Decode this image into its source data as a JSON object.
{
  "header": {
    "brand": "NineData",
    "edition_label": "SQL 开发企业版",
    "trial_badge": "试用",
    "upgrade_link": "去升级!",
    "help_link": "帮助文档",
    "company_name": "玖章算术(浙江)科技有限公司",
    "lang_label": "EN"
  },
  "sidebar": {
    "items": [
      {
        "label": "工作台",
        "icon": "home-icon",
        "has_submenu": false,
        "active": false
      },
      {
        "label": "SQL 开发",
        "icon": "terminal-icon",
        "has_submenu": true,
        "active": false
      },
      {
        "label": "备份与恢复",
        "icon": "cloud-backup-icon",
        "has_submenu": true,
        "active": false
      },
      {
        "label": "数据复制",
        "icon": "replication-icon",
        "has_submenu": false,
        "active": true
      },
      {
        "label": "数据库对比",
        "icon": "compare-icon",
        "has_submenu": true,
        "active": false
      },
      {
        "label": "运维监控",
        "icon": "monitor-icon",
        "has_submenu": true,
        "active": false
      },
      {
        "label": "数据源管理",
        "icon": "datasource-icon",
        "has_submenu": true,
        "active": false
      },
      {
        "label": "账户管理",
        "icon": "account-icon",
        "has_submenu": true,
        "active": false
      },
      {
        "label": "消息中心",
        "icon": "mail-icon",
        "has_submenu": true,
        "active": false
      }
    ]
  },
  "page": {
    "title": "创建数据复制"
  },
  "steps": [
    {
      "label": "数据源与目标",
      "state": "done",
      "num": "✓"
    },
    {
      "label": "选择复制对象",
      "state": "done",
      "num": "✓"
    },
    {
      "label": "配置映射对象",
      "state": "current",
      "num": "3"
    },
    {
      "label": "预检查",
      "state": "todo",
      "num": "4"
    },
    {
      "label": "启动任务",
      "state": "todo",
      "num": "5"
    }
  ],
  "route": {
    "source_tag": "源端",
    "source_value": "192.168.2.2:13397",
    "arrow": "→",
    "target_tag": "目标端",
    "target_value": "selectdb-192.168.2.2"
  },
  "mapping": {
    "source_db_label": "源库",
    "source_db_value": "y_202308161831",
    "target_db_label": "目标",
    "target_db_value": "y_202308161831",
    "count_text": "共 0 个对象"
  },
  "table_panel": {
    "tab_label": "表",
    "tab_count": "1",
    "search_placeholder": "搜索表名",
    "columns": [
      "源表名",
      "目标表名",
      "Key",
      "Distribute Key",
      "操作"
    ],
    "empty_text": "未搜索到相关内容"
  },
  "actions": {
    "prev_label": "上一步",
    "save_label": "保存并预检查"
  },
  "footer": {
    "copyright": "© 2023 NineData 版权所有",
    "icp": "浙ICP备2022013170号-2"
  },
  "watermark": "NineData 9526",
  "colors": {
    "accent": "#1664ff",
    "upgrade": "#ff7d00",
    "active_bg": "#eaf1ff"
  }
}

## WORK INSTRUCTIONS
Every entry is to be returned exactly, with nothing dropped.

## SOLUTION TO THIS TASK
Decode this image into its source data as a JSON object.
{
  "header": {
    "brand": "NineData",
    "edition_label": "SQL 开发企业版",
    "trial_badge": "试用",
    "upgrade_link": "去升级!",
    "help_link": "帮助文档",
    "company_name": "玖章算术(浙江)科技有限公司",
    "lang_label": "EN"
  },
  "sidebar": {
    "items": [
      {
        "label": "工作台",
        "icon": "home-icon",
        "has_submenu": false,
        "active": false
      },
      {
        "label": "SQL 开发",
        "icon": "terminal-icon",
        "has_submenu": true,
        "active": false
      },
      {
        "label": "备份与恢复",
        "icon": "cloud-backup-icon",
        "has_submenu": true,
        "active": false
      },
      {
        "label": "数据复制",
        "icon": "replication-icon",
        "has_submenu": false,
        "active": true
      },
      {
        "label": "数据库对比",
        "icon": "compare-icon",
        "has_submenu": true,
        "active": false
      },
      {
        "label": "运维监控",
        "icon": "monitor-icon",
        "has_submenu": true,
        "active": false
      },
      {
        "label": "数据源管理",
        "icon": "datasource-icon",
        "has_submenu": true,
        "active": false
      },
      {
        "label": "账户管理",
        "icon": "account-icon",
        "has_submenu": true,
        "active": false
      },
      {
        "label": "消息中心",
        "icon": "mail-icon",
        "has_submenu": true,
        "active": false
      }
    ]
  },
  "page": {
    "title": "创建数据复制"
  },
  "steps": [
    {
      "label": "数据源与目标",
      "state": "done",
      "num": "✓"
    },
    {
      "label": "选择复制对象",
      "state": "done",
      "num": "✓"
    },
    {
      "label": "配置映射对象",
      "state": "current",
      "num": "3"
    },
    {
      "label": "预检查",
      "state": "todo",
      "num": "4"
    },
    {
      "label": "启动任务",
      "state": "todo",
      "num": "5"
    }
  ],
  "route": {
    "source_tag": "源端",
    "source_value": "192.168.2.2:13397",
    "arrow": "→",
    "target_tag": "目标端",
    "target_value": "selectdb-192.168.2.2"
  },
  "mapping": {
    "source_db_label": "源库",
    "source_db_value": "y_202308161831",
    "target_db_label": "目标",
    "target_db_value": "y_202308161831",
    "count_text": "共 0 个对象"
  },
  "table_panel": {
    "tab_label": "表",
    "tab_count": "1",
    "search_placeholder": "搜索表名",
    "columns": [
      "源表名",
      "目标表名",
      "Key",
      "Distribute Key",
      "操作"
    ],
    "empty_text": "未搜索到相关内容"
  },
  "actions": {
    "prev_label": "上一步",
    "save_label": "保存并预检查"
  },
  "footer": {
    "copyright": "© 2023 NineData 版权所有",
    "icp": "浙ICP备2022013170号-2"
  },
  "watermark": "NineData 9526",
  "colors": {
    "accent": "#1664ff",
    "upgrade": "#ff7d00",
    "active_bg": "#eaf1ff"
  }
}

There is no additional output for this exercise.